> Information shown:
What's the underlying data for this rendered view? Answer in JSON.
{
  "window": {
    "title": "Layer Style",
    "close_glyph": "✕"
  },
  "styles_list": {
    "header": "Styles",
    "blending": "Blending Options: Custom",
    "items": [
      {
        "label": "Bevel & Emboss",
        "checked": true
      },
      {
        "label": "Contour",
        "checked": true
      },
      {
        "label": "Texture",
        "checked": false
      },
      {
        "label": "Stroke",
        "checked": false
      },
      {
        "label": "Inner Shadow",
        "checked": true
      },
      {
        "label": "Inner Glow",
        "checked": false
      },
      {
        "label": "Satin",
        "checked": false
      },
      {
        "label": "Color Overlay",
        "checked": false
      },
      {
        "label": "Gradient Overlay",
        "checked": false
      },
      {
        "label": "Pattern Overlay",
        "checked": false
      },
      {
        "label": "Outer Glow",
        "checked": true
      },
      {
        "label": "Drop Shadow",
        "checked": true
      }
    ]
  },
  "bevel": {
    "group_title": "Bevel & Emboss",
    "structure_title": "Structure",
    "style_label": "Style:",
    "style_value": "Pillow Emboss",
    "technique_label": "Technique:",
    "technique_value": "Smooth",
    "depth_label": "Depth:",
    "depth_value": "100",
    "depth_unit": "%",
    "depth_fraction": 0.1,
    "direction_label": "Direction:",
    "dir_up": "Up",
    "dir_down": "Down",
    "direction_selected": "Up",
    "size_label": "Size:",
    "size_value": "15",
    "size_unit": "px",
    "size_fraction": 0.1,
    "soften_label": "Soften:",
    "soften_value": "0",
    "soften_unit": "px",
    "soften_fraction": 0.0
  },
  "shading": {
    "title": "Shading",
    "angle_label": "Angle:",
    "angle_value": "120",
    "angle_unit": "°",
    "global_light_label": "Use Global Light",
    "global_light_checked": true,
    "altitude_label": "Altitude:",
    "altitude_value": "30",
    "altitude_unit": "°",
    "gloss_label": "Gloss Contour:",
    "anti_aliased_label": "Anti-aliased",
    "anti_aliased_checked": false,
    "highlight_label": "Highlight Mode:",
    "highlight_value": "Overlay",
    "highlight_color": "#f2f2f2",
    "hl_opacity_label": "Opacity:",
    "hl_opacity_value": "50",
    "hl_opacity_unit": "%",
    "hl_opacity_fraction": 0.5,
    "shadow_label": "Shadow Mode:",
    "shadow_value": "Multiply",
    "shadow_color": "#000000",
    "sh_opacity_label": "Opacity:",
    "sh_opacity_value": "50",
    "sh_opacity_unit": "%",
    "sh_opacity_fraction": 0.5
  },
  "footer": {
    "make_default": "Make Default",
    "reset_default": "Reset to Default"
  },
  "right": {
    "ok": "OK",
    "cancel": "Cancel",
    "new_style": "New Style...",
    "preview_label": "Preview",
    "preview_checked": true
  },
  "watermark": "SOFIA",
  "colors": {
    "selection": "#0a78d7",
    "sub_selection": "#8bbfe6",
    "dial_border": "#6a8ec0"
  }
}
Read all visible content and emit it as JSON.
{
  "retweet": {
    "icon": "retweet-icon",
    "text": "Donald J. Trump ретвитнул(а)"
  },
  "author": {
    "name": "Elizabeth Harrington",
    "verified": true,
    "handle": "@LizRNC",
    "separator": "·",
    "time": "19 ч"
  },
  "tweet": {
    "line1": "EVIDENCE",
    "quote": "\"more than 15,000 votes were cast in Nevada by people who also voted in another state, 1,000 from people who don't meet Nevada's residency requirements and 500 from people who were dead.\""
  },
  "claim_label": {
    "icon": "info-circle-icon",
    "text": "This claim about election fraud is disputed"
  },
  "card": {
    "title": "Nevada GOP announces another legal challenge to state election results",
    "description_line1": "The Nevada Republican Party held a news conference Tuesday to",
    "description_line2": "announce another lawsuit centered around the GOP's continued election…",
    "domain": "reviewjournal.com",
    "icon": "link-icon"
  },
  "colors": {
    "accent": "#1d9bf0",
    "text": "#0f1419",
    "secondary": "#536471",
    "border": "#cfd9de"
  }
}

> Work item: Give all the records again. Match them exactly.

> Task solution:
What's the underlying data for this rendered view? Answer in JSON.
{
  "window": {
    "title": "Layer Style",
    "close_glyph": "✕"
  },
  "styles_list": {
    "header": "Styles",
    "blending": "Blending Options: Custom",
    "items": [
      {
        "label": "Bevel & Emboss",
        "checked": true
      },
      {
        "label": "Contour",
        "checked": true
      },
      {
        "label": "Texture",
        "checked": false
      },
      {
        "label": "Stroke",
        "checked": false
      },
      {
        "label": "Inner Shadow",
        "checked": true
      },
      {
        "label": "Inner Glow",
        "checked": false
      },
      {
        "label": "Satin",
        "checked": false
      },
      {
        "label": "Color Overlay",
        "checked": false
      },
      {
        "label": "Gradient Overlay",
        "checked": false
      },
      {
        "label": "Pattern Overlay",
        "checked": false
      },
      {
        "label": "Outer Glow",
        "checked": true
      },
      {
        "label": "Drop Shadow",
        "checked": true
      }
    ]
  },
  "bevel": {
    "group_title": "Bevel & Emboss",
    "structure_title": "Structure",
    "style_label": "Style:",
    "style_value": "Pillow Emboss",
    "technique_label": "Technique:",
    "technique_value": "Smooth",
    "depth_label": "Depth:",
    "depth_value": "100",
    "depth_unit": "%",
    "depth_fraction": 0.1,
    "direction_label": "Direction:",
    "dir_up": "Up",
    "dir_down": "Down",
    "direction_selected": "Up",
    "size_label": "Size:",
    "size_value": "15",
    "size_unit": "px",
    "size_fraction": 0.1,
    "soften_label": "Soften:",
    "soften_value": "0",
    "soften_unit": "px",
    "soften_fraction": 0.0
  },
  "shading": {
    "title": "Shading",
    "angle_label": "Angle:",
    "angle_value": "120",
    "angle_unit": "°",
    "global_light_label": "Use Global Light",
    "global_light_checked": true,
    "altitude_label": "Altitude:",
    "altitude_value": "30",
    "altitude_unit": "°",
    "gloss_label": "Gloss Contour:",
    "anti_aliased_label": "Anti-aliased",
    "anti_aliased_checked": false,
    "highlight_label": "Highlight Mode:",
    "highlight_value": "Overlay",
    "highlight_color": "#f2f2f2",
    "hl_opacity_label": "Opacity:",
    "hl_opacity_value": "50",
    "hl_opacity_unit": "%",
    "hl_opacity_fraction": 0.5,
    "shadow_label": "Shadow Mode:",
    "shadow_value": "Multiply",
    "shadow_color": "#000000",
    "sh_opacity_label": "Opacity:",
    "sh_opacity_value": "50",
    "sh_opacity_unit": "%",
    "sh_opacity_fraction": 0.5
  },
  "footer": {
    "make_default": "Make Default",
    "reset_default": "Reset to Default"
  },
  "right": {
    "ok": "OK",
    "cancel": "Cancel",
    "new_style": "New Style...",
    "preview_label": "Preview",
    "preview_checked": true
  },
  "watermark": "SOFIA",
  "colors": {
    "selection": "#0a78d7",
    "sub_selection": "#8bbfe6",
    "dial_border": "#6a8ec0"
  }
}
Read all visible content and emit it as JSON.
{
  "retweet": {
    "icon": "retweet-icon",
    "text": "Donald J. Trump ретвитнул(а)"
  },
  "author": {
    "name": "Elizabeth Harrington",
    "verified": true,
    "handle": "@LizRNC",
    "separator": "·",
    "time": "19 ч"
  },
  "tweet": {
    "line1": "EVIDENCE",
    "quote": "\"more than 15,000 votes were cast in Nevada by people who also voted in another state, 1,000 from people who don't meet Nevada's residency requirements and 500 from people who were dead.\""
  },
  "claim_label": {
    "icon": "info-circle-icon",
    "text": "This claim about election fraud is disputed"
  },
  "card": {
    "title": "Nevada GOP announces another legal challenge to state election results",
    "description_line1": "The Nevada Republican Party held a news conference Tuesday to",
    "description_line2": "announce another lawsuit centered around the GOP's continued election…",
    "domain": "reviewjournal.com",
    "icon": "link-icon"
  },
  "colors": {
    "accent": "#1d9bf0",
    "text": "#0f1419",
    "secondary": "#536471",
    "border": "#cfd9de"
  }
}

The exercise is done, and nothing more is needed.